= What is being asked =
Pick out each line in these entries that contains the string "optional".

(Data shown begins)

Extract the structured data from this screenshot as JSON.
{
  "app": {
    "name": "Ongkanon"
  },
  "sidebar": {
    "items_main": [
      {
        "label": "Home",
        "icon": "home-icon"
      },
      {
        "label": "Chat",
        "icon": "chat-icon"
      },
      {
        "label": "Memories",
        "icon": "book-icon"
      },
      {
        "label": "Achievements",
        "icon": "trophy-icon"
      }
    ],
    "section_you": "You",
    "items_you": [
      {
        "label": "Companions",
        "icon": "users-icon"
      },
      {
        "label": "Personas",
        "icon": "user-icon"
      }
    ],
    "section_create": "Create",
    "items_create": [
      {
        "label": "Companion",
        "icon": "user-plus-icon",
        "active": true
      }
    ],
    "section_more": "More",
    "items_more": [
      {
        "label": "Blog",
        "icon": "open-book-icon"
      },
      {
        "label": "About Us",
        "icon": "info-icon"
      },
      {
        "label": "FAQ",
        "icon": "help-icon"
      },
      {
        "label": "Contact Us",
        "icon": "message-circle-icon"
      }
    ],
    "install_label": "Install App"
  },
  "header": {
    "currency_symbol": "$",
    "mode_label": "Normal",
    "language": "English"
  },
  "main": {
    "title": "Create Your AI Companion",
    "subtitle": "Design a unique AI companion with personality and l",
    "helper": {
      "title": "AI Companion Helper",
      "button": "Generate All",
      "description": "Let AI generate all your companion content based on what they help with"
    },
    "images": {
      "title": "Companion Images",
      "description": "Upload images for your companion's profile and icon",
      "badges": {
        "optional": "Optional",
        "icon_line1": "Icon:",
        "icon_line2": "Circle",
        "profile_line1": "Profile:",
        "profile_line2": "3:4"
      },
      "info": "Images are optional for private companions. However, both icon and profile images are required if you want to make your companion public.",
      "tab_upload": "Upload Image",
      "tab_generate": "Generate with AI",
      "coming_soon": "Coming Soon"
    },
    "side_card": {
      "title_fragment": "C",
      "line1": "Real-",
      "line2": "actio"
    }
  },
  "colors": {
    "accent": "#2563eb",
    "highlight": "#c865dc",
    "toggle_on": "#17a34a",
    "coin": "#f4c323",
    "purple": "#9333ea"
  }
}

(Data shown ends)

= Your response =
        "optional": "Optional",
      "info": "Images are optional for private companions. However, both icon and profile images are required if you want to make your companion public.",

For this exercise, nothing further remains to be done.